Line filter on the word "java": copy each matching line from the entries.

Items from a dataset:
◇ ◇ ◇ ◇
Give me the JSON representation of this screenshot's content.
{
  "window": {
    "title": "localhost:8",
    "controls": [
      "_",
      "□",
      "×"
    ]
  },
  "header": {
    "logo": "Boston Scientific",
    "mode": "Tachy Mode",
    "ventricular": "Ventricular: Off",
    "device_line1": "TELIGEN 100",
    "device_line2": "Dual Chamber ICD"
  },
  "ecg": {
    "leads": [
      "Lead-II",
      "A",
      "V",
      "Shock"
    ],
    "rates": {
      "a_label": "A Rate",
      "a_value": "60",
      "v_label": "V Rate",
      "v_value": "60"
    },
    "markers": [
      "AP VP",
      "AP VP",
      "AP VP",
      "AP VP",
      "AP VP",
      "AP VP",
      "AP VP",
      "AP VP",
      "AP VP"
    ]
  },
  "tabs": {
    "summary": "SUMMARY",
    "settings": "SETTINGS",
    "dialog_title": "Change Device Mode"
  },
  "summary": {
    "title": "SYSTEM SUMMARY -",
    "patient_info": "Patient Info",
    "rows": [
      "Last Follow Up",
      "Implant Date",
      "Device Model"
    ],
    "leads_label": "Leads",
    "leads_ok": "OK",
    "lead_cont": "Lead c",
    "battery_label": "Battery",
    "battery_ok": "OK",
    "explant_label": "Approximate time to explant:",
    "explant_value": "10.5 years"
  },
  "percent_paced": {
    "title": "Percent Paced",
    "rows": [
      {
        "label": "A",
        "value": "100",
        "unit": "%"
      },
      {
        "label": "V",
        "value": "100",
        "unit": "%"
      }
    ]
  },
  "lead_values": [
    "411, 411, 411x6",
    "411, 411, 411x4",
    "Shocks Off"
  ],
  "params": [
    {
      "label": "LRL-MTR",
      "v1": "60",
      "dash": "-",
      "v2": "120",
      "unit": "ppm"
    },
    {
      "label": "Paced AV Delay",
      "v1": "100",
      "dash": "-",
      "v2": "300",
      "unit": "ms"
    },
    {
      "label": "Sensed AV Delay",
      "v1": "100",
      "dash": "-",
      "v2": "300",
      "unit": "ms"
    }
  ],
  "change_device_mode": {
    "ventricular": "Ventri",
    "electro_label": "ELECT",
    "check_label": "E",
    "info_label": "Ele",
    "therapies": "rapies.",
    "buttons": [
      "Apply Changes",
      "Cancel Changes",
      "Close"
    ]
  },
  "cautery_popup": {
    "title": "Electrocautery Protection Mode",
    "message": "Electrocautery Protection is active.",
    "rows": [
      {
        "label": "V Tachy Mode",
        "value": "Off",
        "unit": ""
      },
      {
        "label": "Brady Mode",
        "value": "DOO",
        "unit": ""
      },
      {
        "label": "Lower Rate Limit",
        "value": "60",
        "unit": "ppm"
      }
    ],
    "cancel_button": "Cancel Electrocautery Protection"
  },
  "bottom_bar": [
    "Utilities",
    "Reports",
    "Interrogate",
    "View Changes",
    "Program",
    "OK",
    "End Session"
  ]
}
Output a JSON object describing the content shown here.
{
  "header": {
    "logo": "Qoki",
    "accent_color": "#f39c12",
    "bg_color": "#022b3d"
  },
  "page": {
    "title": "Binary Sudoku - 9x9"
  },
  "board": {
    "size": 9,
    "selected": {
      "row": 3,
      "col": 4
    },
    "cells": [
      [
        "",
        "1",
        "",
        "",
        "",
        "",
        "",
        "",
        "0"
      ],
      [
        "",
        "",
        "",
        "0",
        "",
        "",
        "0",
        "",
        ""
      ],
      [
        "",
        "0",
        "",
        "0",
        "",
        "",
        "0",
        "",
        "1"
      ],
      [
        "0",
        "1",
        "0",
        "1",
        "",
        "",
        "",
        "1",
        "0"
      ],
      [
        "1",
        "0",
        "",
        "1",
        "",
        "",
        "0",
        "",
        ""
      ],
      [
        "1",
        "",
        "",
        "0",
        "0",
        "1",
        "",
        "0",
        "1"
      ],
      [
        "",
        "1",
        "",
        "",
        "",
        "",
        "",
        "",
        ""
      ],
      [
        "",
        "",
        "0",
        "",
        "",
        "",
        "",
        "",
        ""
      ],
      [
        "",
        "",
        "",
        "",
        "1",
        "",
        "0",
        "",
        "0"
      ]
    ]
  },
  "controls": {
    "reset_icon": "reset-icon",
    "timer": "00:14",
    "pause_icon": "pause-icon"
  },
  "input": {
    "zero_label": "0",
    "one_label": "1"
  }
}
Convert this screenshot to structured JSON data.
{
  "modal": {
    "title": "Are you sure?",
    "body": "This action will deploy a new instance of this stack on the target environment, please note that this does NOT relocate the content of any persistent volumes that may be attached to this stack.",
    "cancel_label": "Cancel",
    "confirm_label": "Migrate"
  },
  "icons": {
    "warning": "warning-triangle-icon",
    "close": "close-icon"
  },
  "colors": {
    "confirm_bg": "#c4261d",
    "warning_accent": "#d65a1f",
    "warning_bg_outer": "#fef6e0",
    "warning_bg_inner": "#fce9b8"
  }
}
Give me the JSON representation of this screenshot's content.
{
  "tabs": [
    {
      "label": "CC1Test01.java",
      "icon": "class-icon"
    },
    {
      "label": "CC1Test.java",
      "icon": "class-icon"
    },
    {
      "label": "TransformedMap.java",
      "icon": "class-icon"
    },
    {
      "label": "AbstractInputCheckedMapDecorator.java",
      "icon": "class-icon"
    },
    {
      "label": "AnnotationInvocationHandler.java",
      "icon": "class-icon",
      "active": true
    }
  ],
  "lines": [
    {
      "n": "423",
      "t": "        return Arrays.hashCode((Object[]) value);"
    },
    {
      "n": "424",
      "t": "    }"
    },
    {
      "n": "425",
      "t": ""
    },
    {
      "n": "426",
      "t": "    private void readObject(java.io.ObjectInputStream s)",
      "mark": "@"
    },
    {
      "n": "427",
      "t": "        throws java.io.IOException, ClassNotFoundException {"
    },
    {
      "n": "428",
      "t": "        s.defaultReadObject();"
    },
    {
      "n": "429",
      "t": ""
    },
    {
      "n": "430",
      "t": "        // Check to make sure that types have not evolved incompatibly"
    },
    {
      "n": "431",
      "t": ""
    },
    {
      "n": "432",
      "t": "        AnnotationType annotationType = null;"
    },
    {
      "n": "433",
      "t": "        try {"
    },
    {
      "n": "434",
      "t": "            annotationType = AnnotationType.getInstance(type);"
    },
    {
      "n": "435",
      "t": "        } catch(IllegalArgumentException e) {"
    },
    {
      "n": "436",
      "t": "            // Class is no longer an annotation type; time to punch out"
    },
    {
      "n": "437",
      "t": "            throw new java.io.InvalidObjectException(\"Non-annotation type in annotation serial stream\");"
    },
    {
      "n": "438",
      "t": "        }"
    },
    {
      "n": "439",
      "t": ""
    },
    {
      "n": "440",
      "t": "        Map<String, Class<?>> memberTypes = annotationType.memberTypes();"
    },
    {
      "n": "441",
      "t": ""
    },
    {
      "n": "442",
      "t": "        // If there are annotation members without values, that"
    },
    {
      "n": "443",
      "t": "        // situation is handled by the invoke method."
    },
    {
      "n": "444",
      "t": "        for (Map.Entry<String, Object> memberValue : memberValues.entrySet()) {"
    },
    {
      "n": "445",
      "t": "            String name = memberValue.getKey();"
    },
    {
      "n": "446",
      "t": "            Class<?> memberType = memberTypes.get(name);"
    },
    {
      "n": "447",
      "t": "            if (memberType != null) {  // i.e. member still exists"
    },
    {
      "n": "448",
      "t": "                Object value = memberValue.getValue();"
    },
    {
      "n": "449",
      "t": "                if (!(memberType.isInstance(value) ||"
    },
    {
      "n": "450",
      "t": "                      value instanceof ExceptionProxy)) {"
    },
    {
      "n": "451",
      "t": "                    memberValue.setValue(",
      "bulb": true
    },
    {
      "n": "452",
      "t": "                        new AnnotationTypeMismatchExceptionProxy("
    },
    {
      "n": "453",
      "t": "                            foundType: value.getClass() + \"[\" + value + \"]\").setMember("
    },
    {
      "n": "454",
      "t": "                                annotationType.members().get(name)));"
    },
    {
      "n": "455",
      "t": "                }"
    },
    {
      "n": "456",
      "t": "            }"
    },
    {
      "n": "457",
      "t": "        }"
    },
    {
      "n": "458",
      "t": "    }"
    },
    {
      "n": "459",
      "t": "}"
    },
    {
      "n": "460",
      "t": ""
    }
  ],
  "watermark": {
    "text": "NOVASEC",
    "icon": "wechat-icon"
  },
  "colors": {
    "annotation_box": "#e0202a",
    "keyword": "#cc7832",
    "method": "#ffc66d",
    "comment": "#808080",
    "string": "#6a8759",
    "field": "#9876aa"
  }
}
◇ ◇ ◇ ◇
Completed task:
      "label": "CC1Test01.java",
      "label": "CC1Test.java",
      "label": "TransformedMap.java",
      "label": "AbstractInputCheckedMapDecorator.java",
      "label": "AnnotationInvocationHandler.java",
      "t": "    private void readObject(java.io.ObjectInputStream s)",
      "t": "        throws java.io.IOException, ClassNotFoundException {"
      "t": "            throw new java.io.InvalidObjectException(\"Non-annotation type in annotation serial stream\");"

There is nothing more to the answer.